Segment Start: Extracted records
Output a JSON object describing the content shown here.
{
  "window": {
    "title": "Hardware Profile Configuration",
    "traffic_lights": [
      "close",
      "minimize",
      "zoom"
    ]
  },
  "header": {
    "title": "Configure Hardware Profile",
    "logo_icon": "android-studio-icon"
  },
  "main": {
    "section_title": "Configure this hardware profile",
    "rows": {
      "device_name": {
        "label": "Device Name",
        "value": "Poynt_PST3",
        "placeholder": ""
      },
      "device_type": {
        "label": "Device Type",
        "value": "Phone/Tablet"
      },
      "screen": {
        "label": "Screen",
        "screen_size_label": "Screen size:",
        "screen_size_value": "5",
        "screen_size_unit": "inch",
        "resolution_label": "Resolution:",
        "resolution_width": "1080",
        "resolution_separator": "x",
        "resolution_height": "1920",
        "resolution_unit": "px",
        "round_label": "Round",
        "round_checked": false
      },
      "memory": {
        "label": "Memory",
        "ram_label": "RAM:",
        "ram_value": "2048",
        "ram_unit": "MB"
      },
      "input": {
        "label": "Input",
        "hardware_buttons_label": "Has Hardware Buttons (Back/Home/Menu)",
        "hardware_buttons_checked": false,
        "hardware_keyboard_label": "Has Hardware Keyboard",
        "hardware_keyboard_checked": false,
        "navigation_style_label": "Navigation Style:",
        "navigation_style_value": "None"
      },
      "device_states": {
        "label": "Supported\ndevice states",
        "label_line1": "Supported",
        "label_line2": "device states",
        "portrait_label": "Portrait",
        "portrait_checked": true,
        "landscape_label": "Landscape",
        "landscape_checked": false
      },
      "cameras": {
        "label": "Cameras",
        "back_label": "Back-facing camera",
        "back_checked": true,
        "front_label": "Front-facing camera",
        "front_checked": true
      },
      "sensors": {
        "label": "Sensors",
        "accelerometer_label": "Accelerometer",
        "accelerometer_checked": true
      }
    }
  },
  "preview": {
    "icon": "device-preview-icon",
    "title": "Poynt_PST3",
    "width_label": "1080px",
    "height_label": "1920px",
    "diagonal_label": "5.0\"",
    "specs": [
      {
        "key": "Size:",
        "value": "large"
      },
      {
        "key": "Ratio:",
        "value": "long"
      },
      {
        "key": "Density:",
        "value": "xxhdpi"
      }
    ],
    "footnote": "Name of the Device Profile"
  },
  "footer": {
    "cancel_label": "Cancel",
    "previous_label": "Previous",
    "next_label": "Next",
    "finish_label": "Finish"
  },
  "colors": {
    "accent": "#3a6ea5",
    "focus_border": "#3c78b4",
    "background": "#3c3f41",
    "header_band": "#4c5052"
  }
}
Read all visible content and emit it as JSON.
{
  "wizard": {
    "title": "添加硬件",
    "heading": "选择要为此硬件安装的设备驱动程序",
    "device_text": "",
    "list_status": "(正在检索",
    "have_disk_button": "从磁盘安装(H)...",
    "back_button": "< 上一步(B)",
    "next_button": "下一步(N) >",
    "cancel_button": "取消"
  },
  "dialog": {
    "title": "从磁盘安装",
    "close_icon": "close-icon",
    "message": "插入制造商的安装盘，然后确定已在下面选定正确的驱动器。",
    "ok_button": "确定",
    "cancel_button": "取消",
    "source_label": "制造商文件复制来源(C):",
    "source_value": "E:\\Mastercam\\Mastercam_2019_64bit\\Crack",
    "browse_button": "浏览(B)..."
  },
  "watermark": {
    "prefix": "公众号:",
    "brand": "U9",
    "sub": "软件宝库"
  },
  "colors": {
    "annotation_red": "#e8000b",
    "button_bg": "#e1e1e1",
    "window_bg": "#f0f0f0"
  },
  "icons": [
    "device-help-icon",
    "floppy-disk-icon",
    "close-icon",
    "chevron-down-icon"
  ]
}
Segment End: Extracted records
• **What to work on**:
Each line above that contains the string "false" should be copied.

• **Answer section**:
        "round_checked": false
        "hardware_buttons_checked": false,
        "hardware_keyboard_checked": false,
        "landscape_checked": false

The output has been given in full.